While the foundation's ongoing efforts to stem and reverse the childhood obesity epidemic, expand outreach to and enrollment of those eligible for healthcare coverage under the Affordable Care Act, encourage businesses to invest in the well-being of local neighborhoods and communities, and address community violence are aligned with the "Culture of Health" strategy, several initiatives in progress promise to stake out new ground. They include the "Flip the Clinic" project, which seeks to change the prevailing dynamic between doctors and patients and empower patients with the knowledge they need to be actively engaged in their health and health care; and MakerNurse, an effort to support and accelerate innovation by nurses by providing them with an online community, tools, and other resources.
Because it will result in cuts to existing programs, the new approach has drawn criticism, the Philadelphia Inquirer reports. For example, the foundation's Clinical Scholars program, which has helped train doctors to be leaders for more than thirty years, will be wound down in 2017, and nursing and health policy programs are also being terminated. The new strategy also is so expansive that it may be difficult to measure its success, Ian Morrison, author of Leading Change in Health Care: Building a Viable System for Today and Tomorrow, told the Inquirer. "There's a danger in dissipating the effort if you go broader," said Morrison. "How do you know you've made a difference?"
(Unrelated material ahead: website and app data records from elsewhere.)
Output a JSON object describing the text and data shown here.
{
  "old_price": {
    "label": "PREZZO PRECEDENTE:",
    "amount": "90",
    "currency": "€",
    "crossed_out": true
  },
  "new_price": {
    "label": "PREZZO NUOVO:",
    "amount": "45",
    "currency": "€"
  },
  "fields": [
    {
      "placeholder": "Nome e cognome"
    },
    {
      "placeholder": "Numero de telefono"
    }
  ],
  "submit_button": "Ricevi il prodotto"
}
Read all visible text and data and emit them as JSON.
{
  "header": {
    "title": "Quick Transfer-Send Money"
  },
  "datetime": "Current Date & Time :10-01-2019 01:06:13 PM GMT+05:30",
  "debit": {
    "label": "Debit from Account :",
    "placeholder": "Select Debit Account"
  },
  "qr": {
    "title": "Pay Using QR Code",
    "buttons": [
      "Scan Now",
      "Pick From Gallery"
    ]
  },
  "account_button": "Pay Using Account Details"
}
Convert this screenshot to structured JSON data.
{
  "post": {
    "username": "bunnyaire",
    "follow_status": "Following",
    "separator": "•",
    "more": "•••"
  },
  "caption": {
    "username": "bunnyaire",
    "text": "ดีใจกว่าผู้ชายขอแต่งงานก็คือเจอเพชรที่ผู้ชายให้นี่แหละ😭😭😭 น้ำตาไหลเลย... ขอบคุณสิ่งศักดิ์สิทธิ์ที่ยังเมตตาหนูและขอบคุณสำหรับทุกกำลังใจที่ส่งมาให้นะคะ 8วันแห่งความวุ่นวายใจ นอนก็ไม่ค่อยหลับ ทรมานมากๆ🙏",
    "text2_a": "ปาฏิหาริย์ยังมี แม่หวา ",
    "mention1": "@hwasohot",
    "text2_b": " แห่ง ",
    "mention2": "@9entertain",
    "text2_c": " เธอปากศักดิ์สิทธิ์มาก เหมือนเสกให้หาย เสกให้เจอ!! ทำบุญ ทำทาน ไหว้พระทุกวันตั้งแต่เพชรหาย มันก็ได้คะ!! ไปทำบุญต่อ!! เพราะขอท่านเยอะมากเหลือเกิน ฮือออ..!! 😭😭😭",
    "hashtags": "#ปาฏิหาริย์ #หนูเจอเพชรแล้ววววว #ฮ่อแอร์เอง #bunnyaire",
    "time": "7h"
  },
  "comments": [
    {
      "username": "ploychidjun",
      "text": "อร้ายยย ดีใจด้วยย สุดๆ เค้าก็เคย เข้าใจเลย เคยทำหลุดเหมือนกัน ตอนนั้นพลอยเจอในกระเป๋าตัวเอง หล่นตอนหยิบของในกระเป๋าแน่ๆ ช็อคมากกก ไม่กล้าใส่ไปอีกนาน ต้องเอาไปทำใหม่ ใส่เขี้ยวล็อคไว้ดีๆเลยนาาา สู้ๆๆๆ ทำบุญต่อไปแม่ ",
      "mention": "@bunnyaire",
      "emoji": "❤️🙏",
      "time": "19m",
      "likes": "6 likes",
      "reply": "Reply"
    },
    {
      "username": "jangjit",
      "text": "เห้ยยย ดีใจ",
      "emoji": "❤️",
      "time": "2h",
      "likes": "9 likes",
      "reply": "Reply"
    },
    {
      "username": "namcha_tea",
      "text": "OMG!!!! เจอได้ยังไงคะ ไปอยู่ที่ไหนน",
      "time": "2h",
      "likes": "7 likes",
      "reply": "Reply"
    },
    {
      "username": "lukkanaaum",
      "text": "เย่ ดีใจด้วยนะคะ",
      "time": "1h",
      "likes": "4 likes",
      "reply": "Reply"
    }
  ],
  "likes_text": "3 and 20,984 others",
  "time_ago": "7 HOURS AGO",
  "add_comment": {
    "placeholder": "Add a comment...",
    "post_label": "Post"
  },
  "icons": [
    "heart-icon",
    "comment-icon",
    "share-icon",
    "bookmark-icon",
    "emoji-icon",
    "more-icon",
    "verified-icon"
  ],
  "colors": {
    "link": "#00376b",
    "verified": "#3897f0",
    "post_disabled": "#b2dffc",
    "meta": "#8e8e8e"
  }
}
RWJF officials said the new approach is needed in order for it to drive bigger and more sustainable change, and that the foundation will identify new metrics to help keep the effort on track. "We'll be looking for measures that are trackable and usable," said Jim Marks, SVP and director of program portfolios at the foundation.